More to the point, a parade of celebrities on one’s behalf is surface structure material, and while some people respond to this sort of thing, one hopes they are also getting the deeper message. From what I understand, Williamson’s work and vision are grounded in the Course in Miracles material, which in my experience with it, has a great deal of depth and truth. Plus, she also has a pretty extensive background in community service and social/political activism; it’s these things that I think are more important and relevant to her campaign, and as a matter of pure personal preference, I appreciate more of this and less of the former, which I perhaps was overly harsh in referring to as “foo-foo.”

That said, catch ya later!


#11

Hawaiian Ryan, to follow up on some of your post–

Re: your question “…if we were running for president and wanted to include interiors, how would these be presented or framed in a way that doesn’t come across as new age fluff (at the expense of real policy substance).”

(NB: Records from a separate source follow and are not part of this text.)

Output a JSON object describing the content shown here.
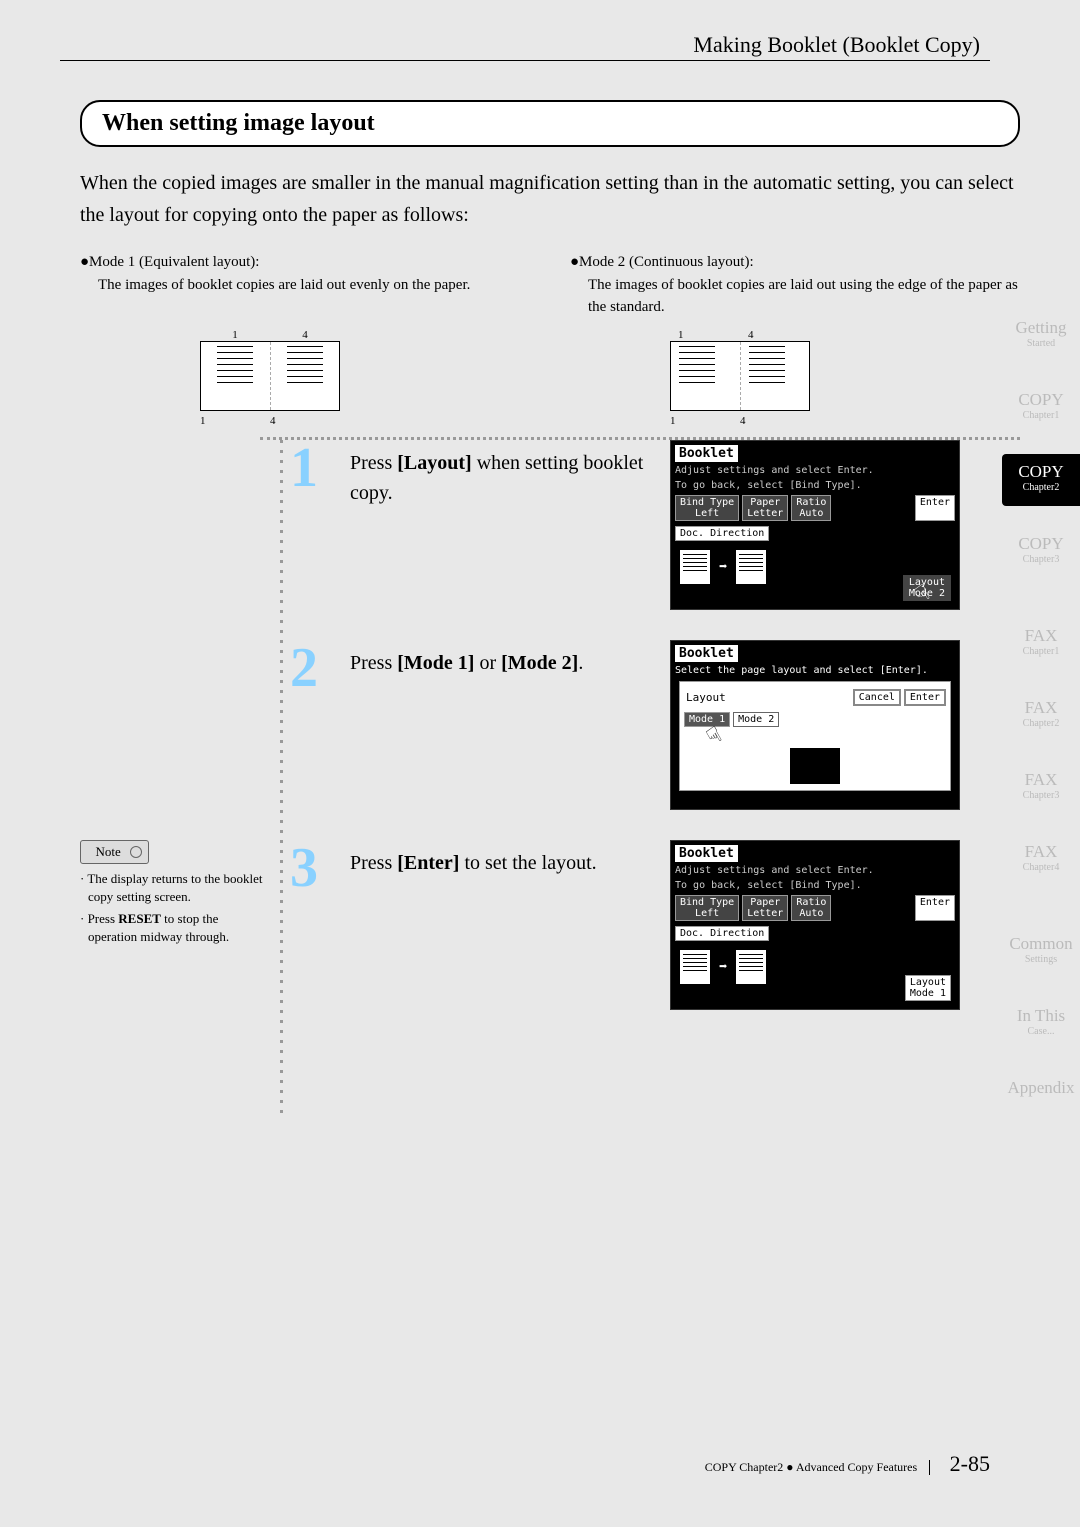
{
  "header": {
    "title": "Making Booklet (Booklet Copy)"
  },
  "section": {
    "title": "When setting image layout",
    "intro": "When the copied images are smaller in the manual magnification setting than in the automatic setting, you can select the layout for copying onto the paper as follows:"
  },
  "modes": {
    "mode1": {
      "title": "●Mode 1 (Equivalent layout):",
      "desc": "The images of booklet copies are laid out evenly on the paper."
    },
    "mode2": {
      "title": "●Mode 2 (Continuous layout):",
      "desc": "The images of booklet copies are laid out using the edge of the paper as the standard."
    },
    "num1": "1",
    "num4": "4"
  },
  "steps": {
    "s1": {
      "num": "1",
      "text_a": "Press ",
      "text_b": "[Layout]",
      "text_c": " when setting booklet copy."
    },
    "s2": {
      "num": "2",
      "text_a": "Press ",
      "text_b": "[Mode 1]",
      "text_c": " or ",
      "text_d": "[Mode 2]",
      "text_e": "."
    },
    "s3": {
      "num": "3",
      "text_a": "Press ",
      "text_b": "[Enter]",
      "text_c": " to set the layout."
    }
  },
  "panel": {
    "title": "Booklet",
    "sub1": "Adjust settings and select Enter.",
    "sub2": "To go back, select [Bind Type].",
    "bind_type": "Bind Type",
    "bind_left": "Left",
    "paper": "Paper",
    "paper_val": "Letter",
    "ratio": "Ratio",
    "ratio_val": "Auto",
    "enter": "Enter",
    "doc_dir": "Doc. Direction",
    "layout": "Layout",
    "mode2": "Mode 2",
    "mode1_btn": "Mode 1",
    "mode2_btn": "Mode 2",
    "cancel": "Cancel",
    "p2_sub": "Select the page layout and select [Enter].",
    "mode1_val": "Mode 1"
  },
  "note": {
    "head": "Note",
    "item1": "· The display returns to the booklet copy setting screen.",
    "item2_a": "· Press ",
    "item2_b": "RESET",
    "item2_c": " to stop the operation midway through."
  },
  "tabs": {
    "t1_main": "Getting",
    "t1_sub": "Started",
    "t2_main": "COPY",
    "t2_sub": "Chapter1",
    "t3_main": "COPY",
    "t3_sub": "Chapter2",
    "t4_main": "COPY",
    "t4_sub": "Chapter3",
    "t5_main": "FAX",
    "t5_sub": "Chapter1",
    "t6_main": "FAX",
    "t6_sub": "Chapter2",
    "t7_main": "FAX",
    "t7_sub": "Chapter3",
    "t8_main": "FAX",
    "t8_sub": "Chapter4",
    "t9_main": "Common",
    "t9_sub": "Settings",
    "t10_main": "In This",
    "t10_sub": "Case...",
    "t11_main": "Appendix",
    "t11_sub": ""
  },
  "footer": {
    "text": "COPY Chapter2 ● Advanced Copy Features",
    "num": "2-85"
  }
}
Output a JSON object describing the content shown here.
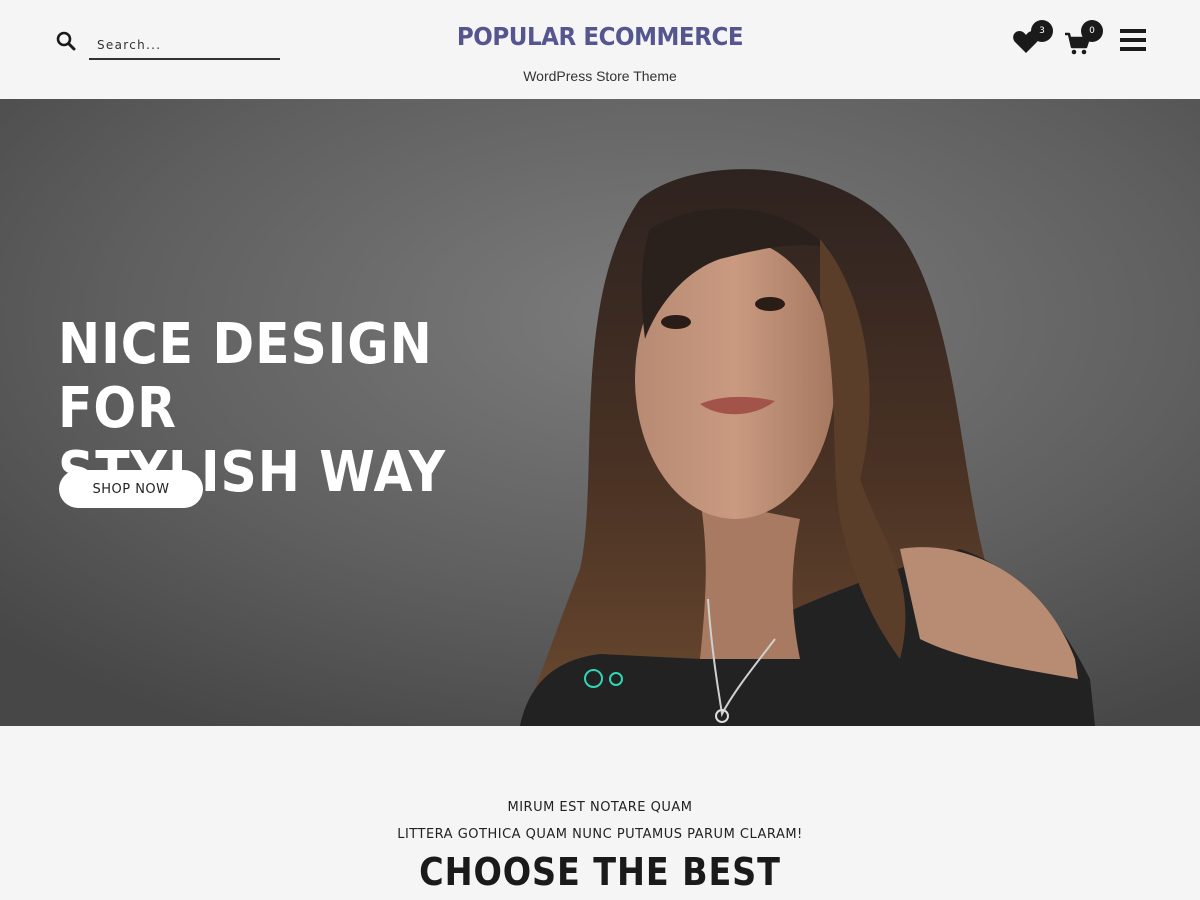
{
  "header": {
    "search": {
      "placeholder": "Search..."
    },
    "site_title": "POPULAR ECOMMERCE",
    "tagline": "WordPress Store Theme",
    "wishlist_count": "3",
    "cart_count": "0"
  },
  "hero": {
    "heading_line1": "NICE DESIGN FOR",
    "heading_line2": "STYLISH WAY",
    "button_label": "SHOP NOW",
    "slider_dots": 2,
    "active_slide": 1,
    "accent_color": "#2fd6b4"
  },
  "section": {
    "subtitle1": "MIRUM EST NOTARE QUAM",
    "subtitle2": "LITTERA GOTHICA QUAM NUNC PUTAMUS PARUM CLARAM!",
    "heading": "CHOOSE THE BEST"
  },
  "colors": {
    "title": "#555590",
    "badge": "#1a1a1a",
    "background": "#f5f5f5"
  }
}
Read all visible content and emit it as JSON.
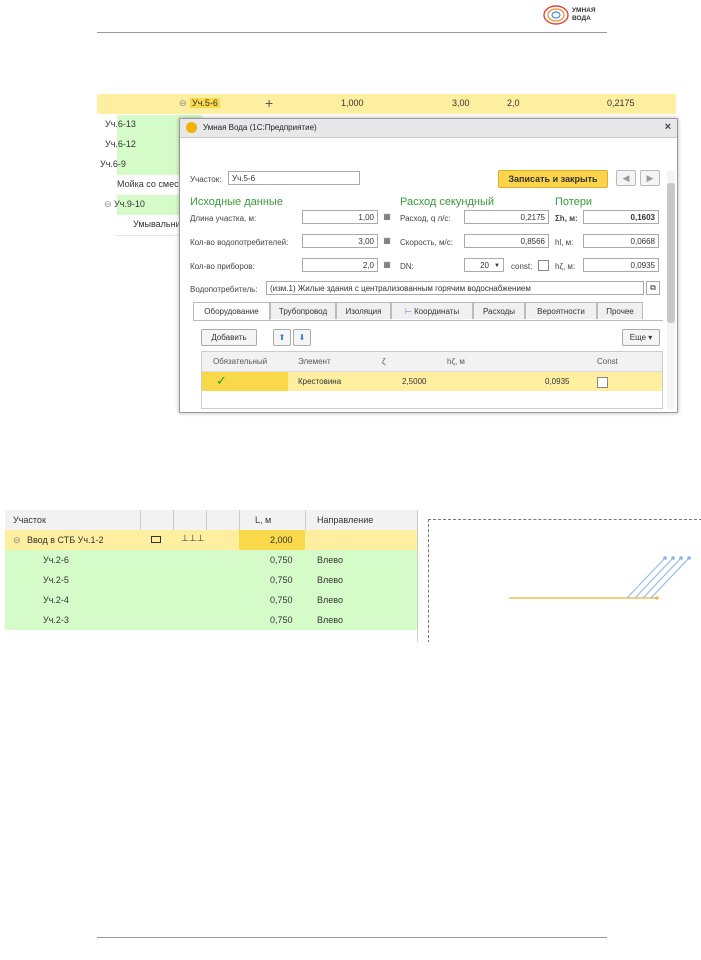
{
  "logo": {
    "line1": "УМНАЯ",
    "line2": "ВОДА"
  },
  "tree": {
    "rows": [
      {
        "name": "Уч.5-6",
        "plus": "+",
        "v1": "1,000",
        "v2": "3,00",
        "v3": "2,0",
        "v4": "0,2175"
      },
      {
        "name": "Уч.6-13"
      },
      {
        "name": "Уч.6-12"
      },
      {
        "name": "Уч.6-9",
        "collapse": "⊖"
      },
      {
        "name": "Мойка со смес"
      },
      {
        "name": "Уч.9-10",
        "collapse": "⊖"
      },
      {
        "name": "Умывальни"
      }
    ],
    "collapse0": "⊖"
  },
  "dialog": {
    "title": "Умная Вода  (1С:Предприятие)",
    "close": "×",
    "uchastok_label": "Участок:",
    "uchastok_value": "Уч.5-6",
    "save_close": "Записать и закрыть",
    "nav_back": "◆",
    "nav_fwd": "➡",
    "sections": {
      "source": "Исходные данные",
      "flow": "Расход секундный",
      "losses": "Потери"
    },
    "fields": {
      "length_label": "Длина участка, м:",
      "length_value": "1,00",
      "consumers_label": "Кол-во водопотребителей:",
      "consumers_value": "3,00",
      "devices_label": "Кол-во приборов:",
      "devices_value": "2,0",
      "flow_label": "Расход, q л/с:",
      "flow_value": "0,2175",
      "speed_label": "Скорость, м/с:",
      "speed_value": "0,8566",
      "dn_label": "DN:",
      "dn_value": "20",
      "const_label": "const:",
      "sum_h_label": "Σh, м:",
      "sum_h_value": "0,1603",
      "hl_label": "hl, м:",
      "hl_value": "0,0668",
      "hz_label": "hζ, м:",
      "hz_value": "0,0935",
      "consumer_label": "Водопотребитель:",
      "consumer_value": "(изм.1) Жилые здания с централизованным горячим водоснабжением"
    },
    "tabs": [
      "Оборудование",
      "Трубопровод",
      "Изоляция",
      "Координаты",
      "Расходы",
      "Вероятности",
      "Прочее"
    ],
    "add_button": "Добавить",
    "more_button": "Еще ▾",
    "grid_headers": [
      "Обязательный",
      "Элемент",
      "ζ",
      "hζ, м",
      "Const"
    ],
    "grid_row": {
      "check": "✓",
      "element": "Крестовина",
      "zeta": "2,5000",
      "hz": "0,0935"
    }
  },
  "table2": {
    "headers": {
      "section": "Участок",
      "length": "L, м",
      "direction": "Направление"
    },
    "rows": [
      {
        "name": "Ввод в СТБ Уч.1-2",
        "collapse": "⊖",
        "length": "2,000",
        "direction": ""
      },
      {
        "name": "Уч.2-6",
        "length": "0,750",
        "direction": "Влево"
      },
      {
        "name": "Уч.2-5",
        "length": "0,750",
        "direction": "Влево"
      },
      {
        "name": "Уч.2-4",
        "length": "0,750",
        "direction": "Влево"
      },
      {
        "name": "Уч.2-3",
        "length": "0,750",
        "direction": "Влево"
      }
    ]
  },
  "colors": {
    "selected_row": "#fdeea0",
    "green_row": "#d5fcc8",
    "accent_yellow": "#fbd44b",
    "header_green": "#3a9a3a"
  }
}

Great question. In my opinion, one of the most effective ways might be under the umbrella of the Beauty, Goodness, Truth trio. These terms are broad enough to encompass all religions/traditions, races, genders, political persuasions; they can be applied in both personal and transpersonal ways; they speak to values and morals/ethics; and they have manifestations in the exteriors. Taken in whole, they cover all quadrants. While they have roots in some spiritual texts, they’re more elaborated in philosophy (which lessens the “woo-woo” or fluff factor), and of course, through the Integral lens. I imagine you’re quite aware of them, given your study of philosophy and integral, but if you want to refresh your knowledge and stoke your imagination, here’s an Integral Life resource: https://integrallife.com/good-true-beautiful.

Marianne Williamson seems to be addressing interiors through use of the Great Chain of Being (matter, body, mind, soul, spirit), and also drawing on her work with the Course in Miracles, and differentiating some of the teachings of the C in M from mainstream Christian religion. She has a healing/therapeutic orientation as part of her politics, so she emphasizes love and forgiveness, particularly as antidotes to fear, per C in M teachings. She is identifying the spiritual principles as well as the values behind her policies, one example being reparations for African- and Native Americans whom she (and NY Times columnist David Brooks (https://www.nytimes.com/2019/03/07/opinion/case-for-reparations.html) see as having suffered moral injury.

And yet, having said all that, I did notice in her conversation with Yang that she herself was noting that “establishment” politicians also use ‘love-language,’ and it seemed she was/is still searching for how to best express her views and vantage points in ways that have depth and uniqueness, in order to differentiate herself from that love-language pack.

I have no problem with Marianne Williamson’s language or approach, but I imagine plenty of others might gyrate hearing God and soul talk. I think the beauty-goodness-truth approach might speak to a wider swath of the population. It’s pertinent to people at any stage of development. It doesn’t favor any particular religion/spiritual tradition, and yet, can be applied to them all, including one’s own

And when is the last time in the dirty world of politics you heard use of the word ‘beauty’ when speaking of values, morals and such? I think in the right hands, it would be a powerful frame, while forwarding the integral message.